§ **Task item**
Your answer should be every line of the records that contains the word "Save".

================================

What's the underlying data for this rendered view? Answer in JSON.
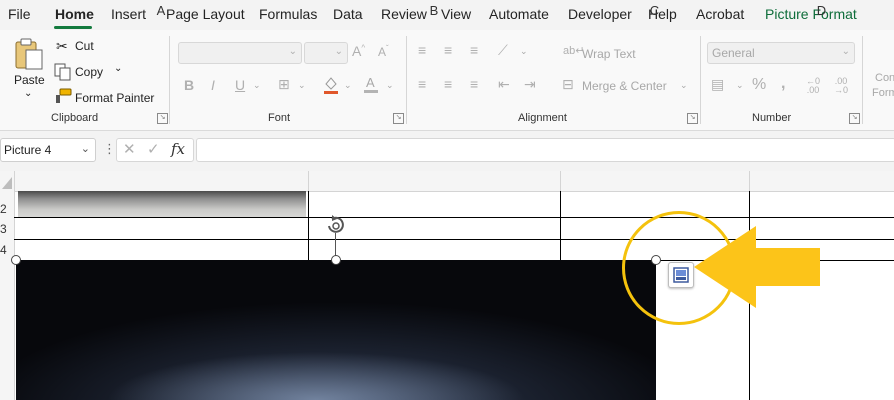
{
  "tabs": [
    "File",
    "Home",
    "Insert",
    "Page Layout",
    "Formulas",
    "Data",
    "Review",
    "View",
    "Automate",
    "Developer",
    "Help",
    "Acrobat",
    "Picture Format"
  ],
  "active_tab": "Home",
  "clipboard": {
    "paste": "Paste",
    "cut": "Cut",
    "copy": "Copy",
    "format_painter": "Format Painter",
    "label": "Clipboard"
  },
  "font": {
    "label": "Font"
  },
  "alignment": {
    "wrap_text": "Wrap Text",
    "merge_center": "Merge & Center",
    "label": "Alignment"
  },
  "number": {
    "format": "General",
    "label": "Number"
  },
  "styles_partial": {
    "line1": "Con",
    "line2": "Form"
  },
  "formula_bar": {
    "name_box": "Picture 4",
    "fx": "fx",
    "formula": ""
  },
  "columns": [
    "A",
    "B",
    "C",
    "D"
  ],
  "rows": [
    "2",
    "3",
    "4"
  ],
  "colors": {
    "accent": "#137a3e",
    "highlight": "#f4c20d",
    "picture_format": "#0e6d3a"
  },
  "icons": {
    "quick_action": "picture-layout-icon",
    "rotate": "rotate-handle-icon",
    "arrow": "yellow-pointer-arrow"
  }
}
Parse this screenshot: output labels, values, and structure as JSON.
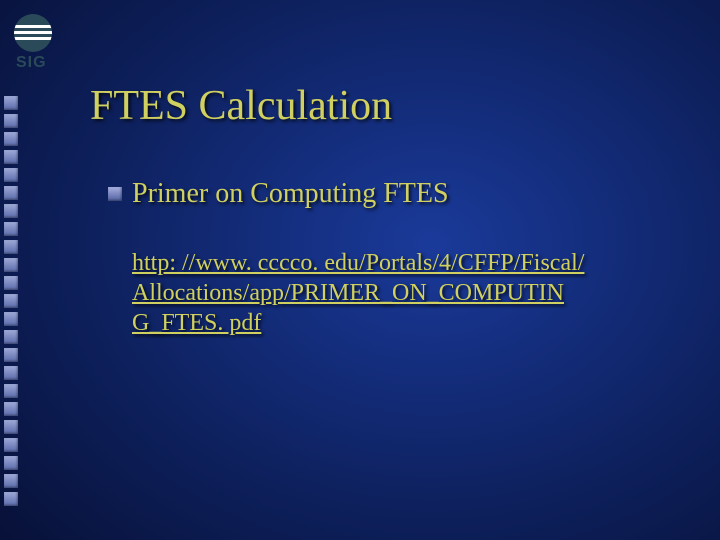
{
  "logo": {
    "label": "SIG"
  },
  "title": "FTES Calculation",
  "bullet": {
    "text": "Primer on Computing FTES"
  },
  "link": {
    "line1": "http: //www. cccco. edu/Portals/4/CFFP/Fiscal/",
    "line2": "Allocations/app/PRIMER_ON_COMPUTIN",
    "line3": "G_FTES. pdf"
  }
}
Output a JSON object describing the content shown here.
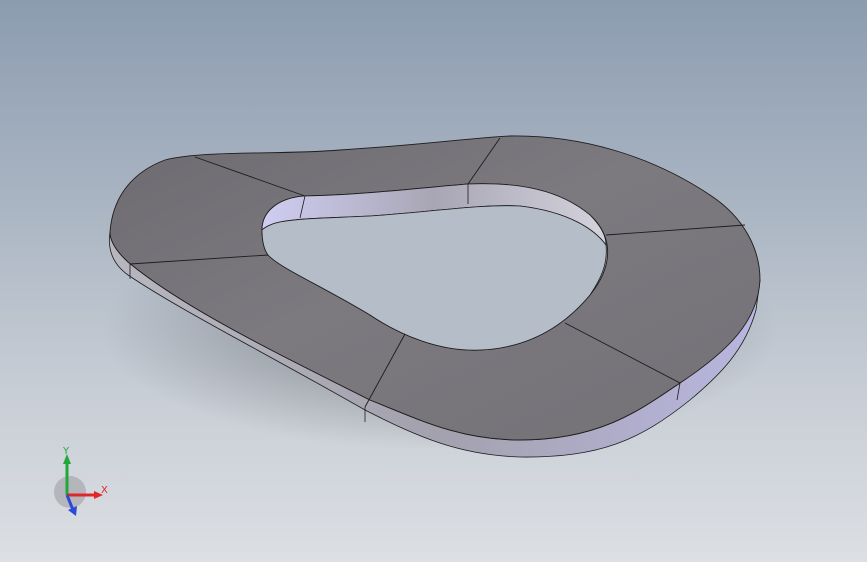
{
  "viewport": {
    "model": "wave-spring-washer",
    "colors": {
      "face_top": "#7a787c",
      "face_dark": "#6e6c70",
      "side_outer": "#a9a7b4",
      "side_inner": "#c6c3e6",
      "edge_line": "#1c1c1c"
    }
  },
  "triad": {
    "x_label": "X",
    "y_label": "Y",
    "z_label": "",
    "colors": {
      "x": "#e0262b",
      "y": "#21a83a",
      "z": "#2b4bd6"
    }
  }
}
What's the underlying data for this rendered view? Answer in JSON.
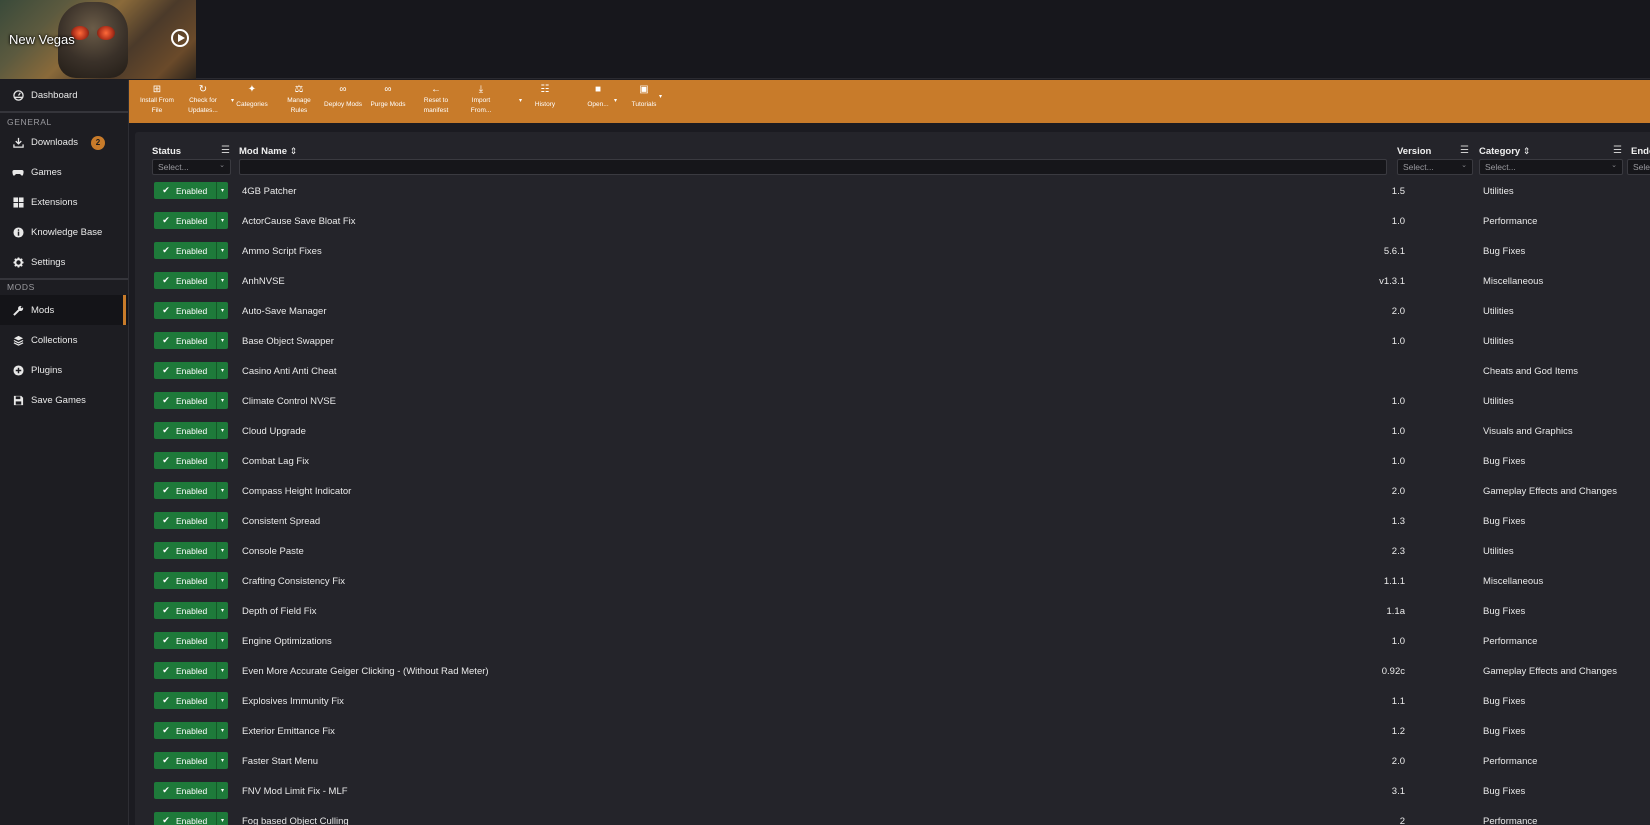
{
  "game": {
    "title": "New Vegas"
  },
  "sidebar": {
    "top": [
      {
        "label": "Dashboard",
        "icon": "dashboard-icon"
      }
    ],
    "sections": [
      {
        "title": "GENERAL",
        "items": [
          {
            "label": "Downloads",
            "icon": "download-icon",
            "badge": "2"
          },
          {
            "label": "Games",
            "icon": "gamepad-icon"
          },
          {
            "label": "Extensions",
            "icon": "grid-icon"
          },
          {
            "label": "Knowledge Base",
            "icon": "info-icon"
          },
          {
            "label": "Settings",
            "icon": "gear-icon"
          }
        ]
      },
      {
        "title": "MODS",
        "items": [
          {
            "label": "Mods",
            "icon": "wrench-icon",
            "active": true
          },
          {
            "label": "Collections",
            "icon": "layers-icon"
          },
          {
            "label": "Plugins",
            "icon": "plus-circle-icon"
          },
          {
            "label": "Save Games",
            "icon": "floppy-icon"
          }
        ]
      }
    ]
  },
  "toolbar": {
    "install_from_file": [
      "Install From",
      "File"
    ],
    "check_for_updates": [
      "Check for",
      "Updates..."
    ],
    "categories": "Categories",
    "manage_rules": [
      "Manage",
      "Rules"
    ],
    "deploy_mods": "Deploy Mods",
    "purge_mods": "Purge Mods",
    "reset_to_manifest": [
      "Reset to",
      "manifest"
    ],
    "import_from": [
      "Import",
      "From..."
    ],
    "history": "History",
    "open": "Open...",
    "tutorials": "Tutorials"
  },
  "table": {
    "headers": {
      "status": "Status",
      "mod_name": "Mod Name",
      "version": "Version",
      "category": "Category",
      "endorsed": "Endo"
    },
    "filters": {
      "status_placeholder": "Select...",
      "version_placeholder": "Select...",
      "category_placeholder": "Select...",
      "endorsed_placeholder": "Sele"
    },
    "status_label": "Enabled",
    "rows": [
      {
        "name": "4GB Patcher",
        "version": "1.5",
        "category": "Utilities"
      },
      {
        "name": "ActorCause Save Bloat Fix",
        "version": "1.0",
        "category": "Performance"
      },
      {
        "name": "Ammo Script Fixes",
        "version": "5.6.1",
        "category": "Bug Fixes"
      },
      {
        "name": "AnhNVSE",
        "version": "v1.3.1",
        "category": "Miscellaneous"
      },
      {
        "name": "Auto-Save Manager",
        "version": "2.0",
        "category": "Utilities"
      },
      {
        "name": "Base Object Swapper",
        "version": "1.0",
        "category": "Utilities"
      },
      {
        "name": "Casino Anti Anti Cheat",
        "version": "",
        "category": "Cheats and God Items"
      },
      {
        "name": "Climate Control NVSE",
        "version": "1.0",
        "category": "Utilities"
      },
      {
        "name": "Cloud Upgrade",
        "version": "1.0",
        "category": "Visuals and Graphics"
      },
      {
        "name": "Combat Lag Fix",
        "version": "1.0",
        "category": "Bug Fixes"
      },
      {
        "name": "Compass Height Indicator",
        "version": "2.0",
        "category": "Gameplay Effects and Changes"
      },
      {
        "name": "Consistent Spread",
        "version": "1.3",
        "category": "Bug Fixes"
      },
      {
        "name": "Console Paste",
        "version": "2.3",
        "category": "Utilities"
      },
      {
        "name": "Crafting Consistency Fix",
        "version": "1.1.1",
        "category": "Miscellaneous"
      },
      {
        "name": "Depth of Field Fix",
        "version": "1.1a",
        "category": "Bug Fixes"
      },
      {
        "name": "Engine Optimizations",
        "version": "1.0",
        "category": "Performance"
      },
      {
        "name": "Even More Accurate Geiger Clicking - (Without Rad Meter)",
        "version": "0.92c",
        "category": "Gameplay Effects and Changes"
      },
      {
        "name": "Explosives Immunity Fix",
        "version": "1.1",
        "category": "Bug Fixes"
      },
      {
        "name": "Exterior Emittance Fix",
        "version": "1.2",
        "category": "Bug Fixes"
      },
      {
        "name": "Faster Start Menu",
        "version": "2.0",
        "category": "Performance"
      },
      {
        "name": "FNV Mod Limit Fix - MLF",
        "version": "3.1",
        "category": "Bug Fixes"
      },
      {
        "name": "Fog based Object Culling",
        "version": "2",
        "category": "Performance"
      }
    ]
  }
}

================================

§ **The completed task**
            "label": "Save Games",
        "name": "ActorCause Save Bloat Fix",
        "name": "Auto-Save Manager",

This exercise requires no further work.